Castello della Paneretta 2001 Chianti Classico (Tuscany) – So massively better than the 1999 Riservas (which are dead or dying) that I almost have to wonder if oak can be damaging. Oh, no. Couldn’t possibly be, could it?

Strawberry sharpness, with a lash of acidity and barky undertannins, yet perfectly cohesive. The fruit isn’t done maturing, yet I think the wine as a whole has gone about as far as it should; the structure has evaporated, leaving the shells and superstructures rather exposed, and I don’t believe further cellaring will improve the view. (12/11)


Castello della Paneretta 1999 Chianti Classico Riserva (Tuscany) – Ashen red fruit, wan and fading. Drink up a few years ago. (11/11)

Terri Ciampolo

[vineyard]Montevertine 2005 “Pian del Ciampolo” (Tuscany) – Wow, is this pretty. I thought I’d lost my enthusiasm for sangiovese, but wines like this could re-energize it. Dusty strawberries, flecked with earth and structured by their seeds, with tiny-leafed herbality and a long, faintly buzzing finish full of rocks and light foam. Really, really approachable, but there’s enough structure to eliminate near-term worries. So, hold it for a while? I answer: why? (7/09)

Teddi bare

Poli-Julliard 2007 Patrimonio Clos Teddi (Corsica) – 100% niellucciu (sangiovese). Strawberry and dirt, a bit blackened (not in the Cajun sense, thankfully), with a heady column of liqueur-like fruit (blueberry, perhaps) minus the alcohol. Despite this, the overall impression of the wine is fairly light and relatively simple. This is the sort of sangiovese you’d want with a very slight chill, served on a beachfront patio as a red wine accompaniment to seafood. (7/09)


Dei 1991 Rosso di Montepulciano (Tuscany) – Dead, decomposing, and in no danger of reanimation.

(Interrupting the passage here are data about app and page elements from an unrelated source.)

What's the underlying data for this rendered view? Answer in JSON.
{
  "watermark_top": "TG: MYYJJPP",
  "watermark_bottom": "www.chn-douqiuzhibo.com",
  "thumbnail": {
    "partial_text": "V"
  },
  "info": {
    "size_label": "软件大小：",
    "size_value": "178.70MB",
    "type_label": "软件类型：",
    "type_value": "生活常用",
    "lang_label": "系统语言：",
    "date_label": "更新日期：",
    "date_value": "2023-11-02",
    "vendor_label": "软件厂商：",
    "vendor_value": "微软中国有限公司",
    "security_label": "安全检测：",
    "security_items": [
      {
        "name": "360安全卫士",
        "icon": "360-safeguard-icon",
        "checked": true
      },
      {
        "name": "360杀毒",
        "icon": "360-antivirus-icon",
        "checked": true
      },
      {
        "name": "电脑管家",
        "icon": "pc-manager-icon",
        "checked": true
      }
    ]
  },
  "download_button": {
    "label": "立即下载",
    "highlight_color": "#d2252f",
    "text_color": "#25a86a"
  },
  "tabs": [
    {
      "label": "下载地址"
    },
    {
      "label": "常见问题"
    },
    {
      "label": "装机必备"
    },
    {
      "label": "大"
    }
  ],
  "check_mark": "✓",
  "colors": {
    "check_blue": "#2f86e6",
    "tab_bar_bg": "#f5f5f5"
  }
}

No, I didn’t expect a different result. (4/09)

Rubesco, before you get hurt

[bottle]Lungarotti 2005 Rosso di Torgiano “Rubesco” (Umbria) – Spiced strawberry (light on the former, heavier on the latter) as tasted through a gravel filter; not that the wine is stripped in any way, but that it picks up the taste and texture of choppy rocks, to its benefit. There are some richer soil notes as well, and perhaps a dusting of black pepper later on. Solid. Not inspiring, but there’s a fair suggestion of balancing structure as well, and based on history it would probably be worth holding this for a while to see what develops. (3/09)


Bonny Doon “Ca’ del Solo” 2005 Sangiovese (San Benito County) – There are dollops of nero d’avola, cinsault, and colorino here. What do they add? I’m not sure. An intense nose of mixed jellies – plum, blueberry, blackberry – fades to simpler multi-hued cherries by the finish, there’s a tannic bite that grates with underripeness as the wine lingers, and a fairly significant amount of acidity adds to what eventually becomes a general and growing sensation of off-putting weediness. Eh. (9/08)

Red & grey

[bottle]San Felice 2003 “Il Grigio” Chianti Classico “Riserva” (Tuscany) – Some strawberry jam (with seeds) threatens to stick its neck out here, but mostly this is clumsy structure and fruit the wine doesn’t know what to do with, except step on with a heavy foot. Dull. (8/08)


Bosco 1997 Montepulciano d’Abruzzo “Pan” (Abruzzi) – Much more advanced than the previous bottle, likely due to cork failure. It’s past mature, in fact, with a dried-out character that’s not very appealing, and the bare bones of acidity and light, drying tannin are left naked to the palate. (8/08)


Villa Rosa 2004 Chianti Classico (Tuscany) – It’s been a long time since I’ve smelled a Chianti like this: strawberry, game, a touch of herb and a little bit of earth. There’s plenty of dense structure, but it’s all nicely balanced with crisp yet persistent fruit. To drink now with the right food, perhaps, but I really think this wine would prefer a little time in the cellar. Classic Chianti, and immensely appealing to those of us who have almost forgotten what that’s like. (5/08)